The website skyrange.net makes you feel worse about your paycheck by breaking down how much music's highest earners made per second, engineers working on Neil Young's PonoMusic reportedly question whether the "high definition" sound is any better than CD-quality and, with no original members, Soft Rock champs Little River Band get the axe from a Tonight Show appearance after former members complain.
The Cincinnati quartet may have taken
five years to release their first full-length, last year’s bracing and
infectious Cause + Effect, but the members seem as energetic and
eager to move to the next phase as they must have been when they first
coalesced as a band half a decade ago.

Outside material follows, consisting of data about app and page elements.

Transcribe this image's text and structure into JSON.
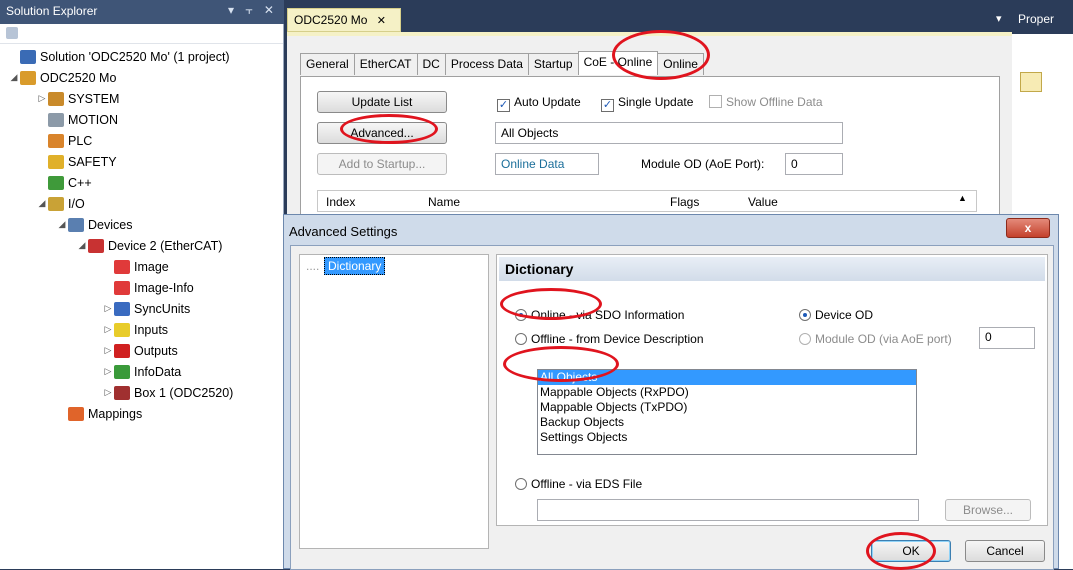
{
  "solution_explorer": {
    "title": "Solution Explorer",
    "controls": "▾ ⫟ ✕",
    "tree": [
      {
        "label": "Solution 'ODC2520 Mo' (1 project)",
        "level": 0,
        "expander": "",
        "icon_color": "#3a6bb5"
      },
      {
        "label": "ODC2520 Mo",
        "level": 0,
        "expander": "◢",
        "icon_color": "#d99b2b"
      },
      {
        "label": "SYSTEM",
        "level": 1,
        "expander": "▷",
        "icon_color": "#c98a2a"
      },
      {
        "label": "MOTION",
        "level": 1,
        "expander": "",
        "icon_color": "#8c9aa8"
      },
      {
        "label": "PLC",
        "level": 1,
        "expander": "",
        "icon_color": "#d9842b"
      },
      {
        "label": "SAFETY",
        "level": 1,
        "expander": "",
        "icon_color": "#e0b02a"
      },
      {
        "label": "C++",
        "level": 1,
        "expander": "",
        "icon_color": "#3f9a3a"
      },
      {
        "label": "I/O",
        "level": 1,
        "expander": "◢",
        "icon_color": "#c9a236"
      },
      {
        "label": "Devices",
        "level": 2,
        "expander": "◢",
        "icon_color": "#5a7fb0"
      },
      {
        "label": "Device 2 (EtherCAT)",
        "level": 3,
        "expander": "◢",
        "icon_color": "#c83232"
      },
      {
        "label": "Image",
        "level": 4,
        "expander": "",
        "icon_color": "#e03a3a"
      },
      {
        "label": "Image-Info",
        "level": 4,
        "expander": "",
        "icon_color": "#e03a3a"
      },
      {
        "label": "SyncUnits",
        "level": 4,
        "expander": "▷",
        "icon_color": "#3a6bc0"
      },
      {
        "label": "Inputs",
        "level": 4,
        "expander": "▷",
        "icon_color": "#e8cc2a"
      },
      {
        "label": "Outputs",
        "level": 4,
        "expander": "▷",
        "icon_color": "#d02020"
      },
      {
        "label": "InfoData",
        "level": 4,
        "expander": "▷",
        "icon_color": "#3a9a3a"
      },
      {
        "label": "Box 1 (ODC2520)",
        "level": 4,
        "expander": "▷",
        "icon_color": "#a03030"
      },
      {
        "label": "Mappings",
        "level": 2,
        "expander": "",
        "icon_color": "#e0642a"
      }
    ]
  },
  "document": {
    "tab_label": "ODC2520 Mo",
    "tab_close": "✕",
    "dropdown_arrow": "▾",
    "tabs": [
      "General",
      "EtherCAT",
      "DC",
      "Process Data",
      "Startup",
      "CoE - Online",
      "Online"
    ],
    "active_tab": "CoE - Online",
    "buttons": {
      "update_list": "Update List",
      "advanced": "Advanced...",
      "add_to_startup": "Add to Startup..."
    },
    "checks": {
      "auto_update": "Auto Update",
      "single_update": "Single Update",
      "show_offline": "Show Offline Data"
    },
    "objects_field": "All Objects",
    "online_data_field": "Online Data",
    "module_od_label": "Module OD (AoE Port):",
    "module_od_value": "0",
    "grid_headers": [
      "Index",
      "Name",
      "Flags",
      "Value"
    ]
  },
  "properties": {
    "title": "Proper"
  },
  "dialog": {
    "title": "Advanced Settings",
    "close": "x",
    "tree_item": "Dictionary",
    "section_title": "Dictionary",
    "radio_online_sdo": "Online - via SDO Information",
    "radio_offline_desc": "Offline - from Device Description",
    "radio_device_od": "Device OD",
    "radio_module_od": "Module OD (via AoE port)",
    "module_od_value": "0",
    "objects": [
      "All Objects",
      "Mappable Objects (RxPDO)",
      "Mappable Objects (TxPDO)",
      "Backup Objects",
      "Settings Objects"
    ],
    "selected_object": "All Objects",
    "radio_offline_eds": "Offline - via EDS File",
    "eds_path": "",
    "browse": "Browse...",
    "ok": "OK",
    "cancel": "Cancel"
  },
  "colors": {
    "highlight": "#e0141e",
    "selection": "#3399ff",
    "doc_tab": "#f5f1c6"
  }
}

Veteran Cincinnati musician Chris Arduser releases his latest stellar solo album, Flibbertigibbet. Plus, the Best New Bands showcase lineup at Bogart's is announced and School of Rock Mason hosts a benefit concert for the Rock School Scholarship Fund.
The band’s skronky
Psychedelic Blues with a side of Soul and a sprinkle of Pop melodicism
was an easy sell to local fans of the Buffalo Killers’ loping Psych Pop
thunder and the Heartless Bastards’ quirky Indie Blues mutations.
Either there’s an evolution/revolution
going on down in the hills of Tennessee or someone has spiked the water
supply with a chemical blend of adrenaline and amphetamine, because the
Riff Rock sounds emanating from the state these days could strip the
bark off a redwood tree at 50 paces.
What is awesome and innovative about 10
String Symphony is that while both Sedelmyer and Baiman are profuse in
the Bluegrass, Old-Time and Celtic styles, they possess an open-minded
bent for blatantly Progressive music as well.
After Kanye collab, a bunch of people jokingly ask, "Who is Paul McCartney?" triggering more than a few freak-outs, They Might Be Giants restart its Dial-A-Song project, where fans can call a number (or use other tech) to hear a new tune every day and a royalty collections company wants a Swedish car rental company to pay for having radios in its cars.
My 10 favorite albums of 2014 (minus
Beyoncé’s last-minute 2013 surprise, the fascinating new D’Angelo
record, which I’ve only listened to a handful of times since it dropped
Dec. 15, and the new Spoon, which, though reliably stellar, sounds
pretty much like the last five Spoon albums since D’s last one, Voodoo, hit 15 years ago).
It’s been many years since I’ve listened
to Top 40 radio and while there are moments where I want to jump out of
the moving car (the repetition is the worst part of it), it hasn’t been
that bad of an experience.